EXERCISE BRIEF:
Which lines of the entries contain the string "Student"? Copy each of them.
:: EXERCISE DATA
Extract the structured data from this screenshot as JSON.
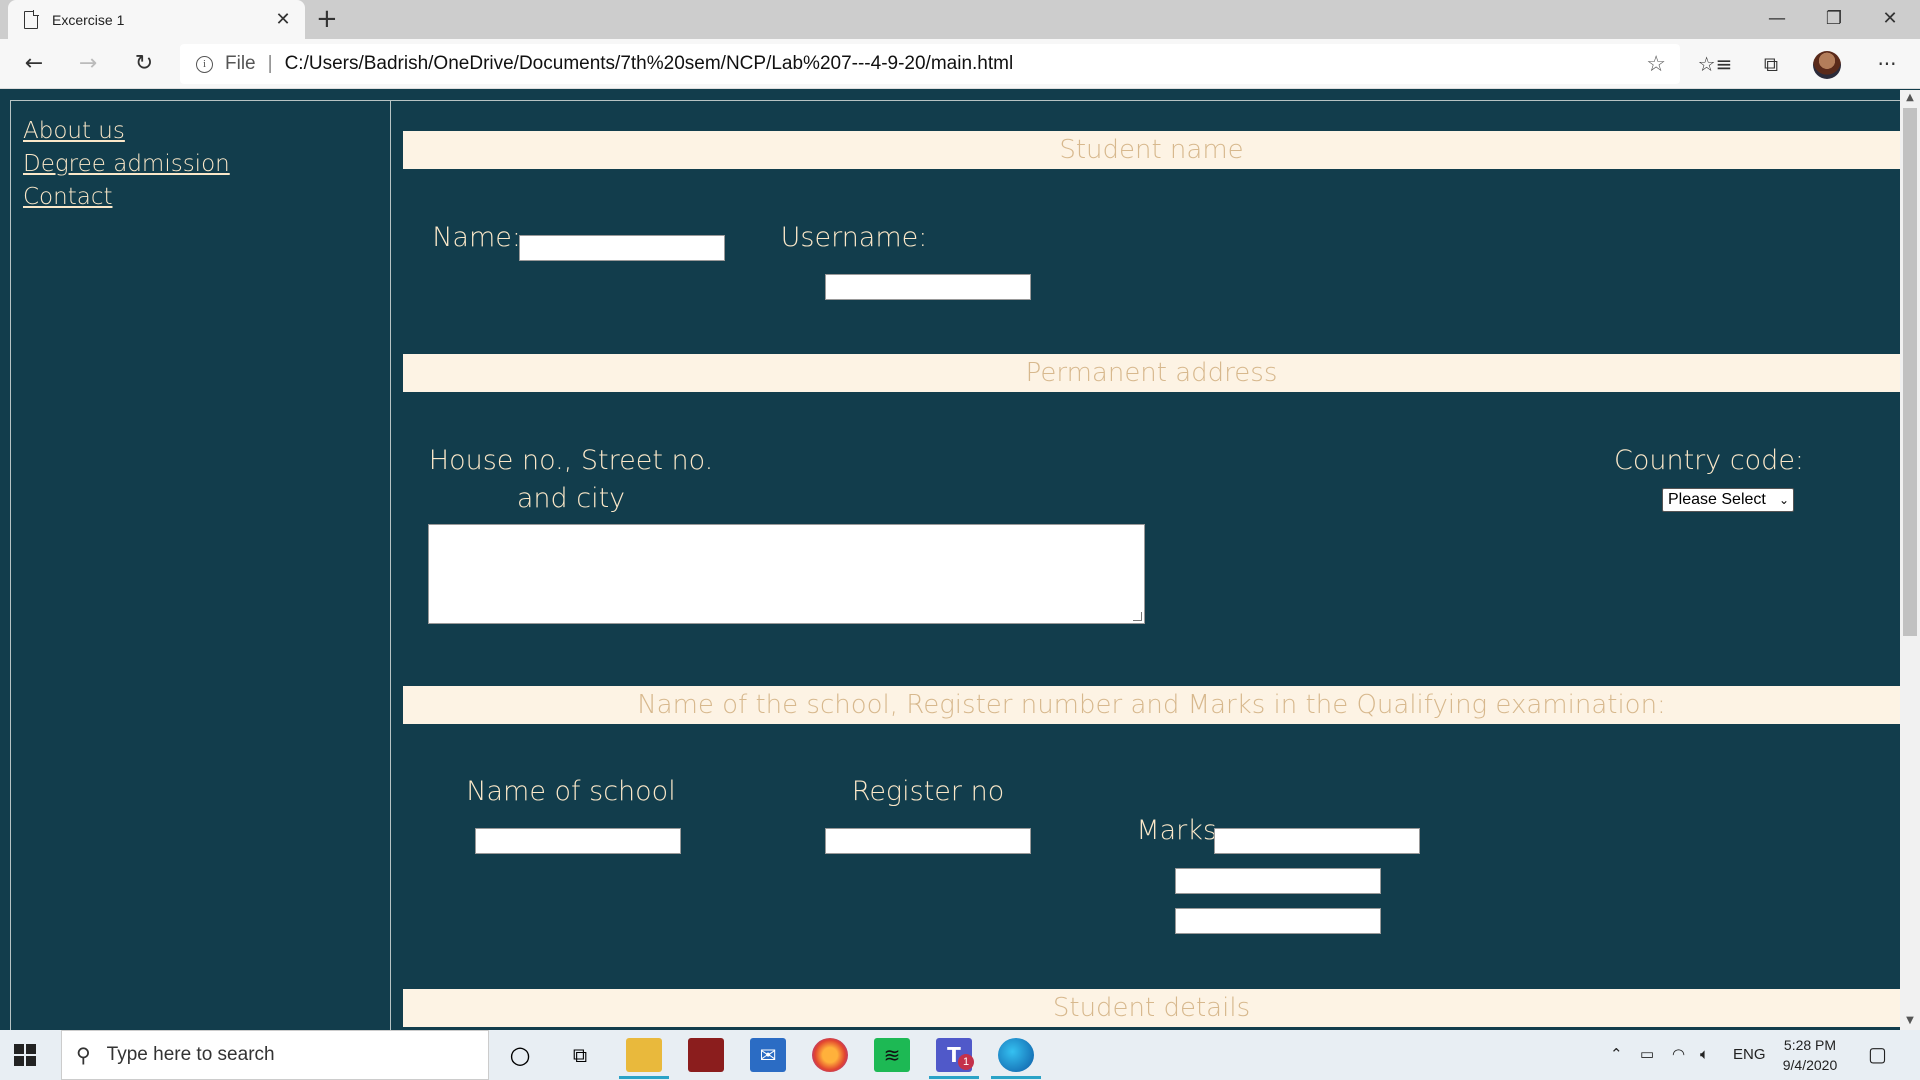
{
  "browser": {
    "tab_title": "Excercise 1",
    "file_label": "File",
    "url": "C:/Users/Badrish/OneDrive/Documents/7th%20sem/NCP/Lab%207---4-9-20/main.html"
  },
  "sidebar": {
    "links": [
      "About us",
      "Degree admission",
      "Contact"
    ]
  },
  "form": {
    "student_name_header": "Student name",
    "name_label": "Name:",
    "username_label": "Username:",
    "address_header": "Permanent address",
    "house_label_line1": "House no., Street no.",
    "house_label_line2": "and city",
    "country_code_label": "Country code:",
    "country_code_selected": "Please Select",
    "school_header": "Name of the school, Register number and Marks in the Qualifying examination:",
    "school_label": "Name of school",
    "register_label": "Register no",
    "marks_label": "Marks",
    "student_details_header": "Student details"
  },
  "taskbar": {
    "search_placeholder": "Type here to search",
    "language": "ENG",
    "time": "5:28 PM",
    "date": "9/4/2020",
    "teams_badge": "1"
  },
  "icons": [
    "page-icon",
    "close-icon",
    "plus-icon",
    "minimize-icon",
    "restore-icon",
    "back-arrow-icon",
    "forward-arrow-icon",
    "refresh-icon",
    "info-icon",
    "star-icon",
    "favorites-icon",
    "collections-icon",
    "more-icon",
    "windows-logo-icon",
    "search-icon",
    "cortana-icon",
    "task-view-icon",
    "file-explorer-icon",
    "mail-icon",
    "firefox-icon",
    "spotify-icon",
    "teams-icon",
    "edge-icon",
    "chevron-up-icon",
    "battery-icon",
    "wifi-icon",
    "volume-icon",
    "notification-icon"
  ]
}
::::
SOLUTION FOR THIS TASK:
    "student_name_header": "Student name",
    "student_details_header": "Student details"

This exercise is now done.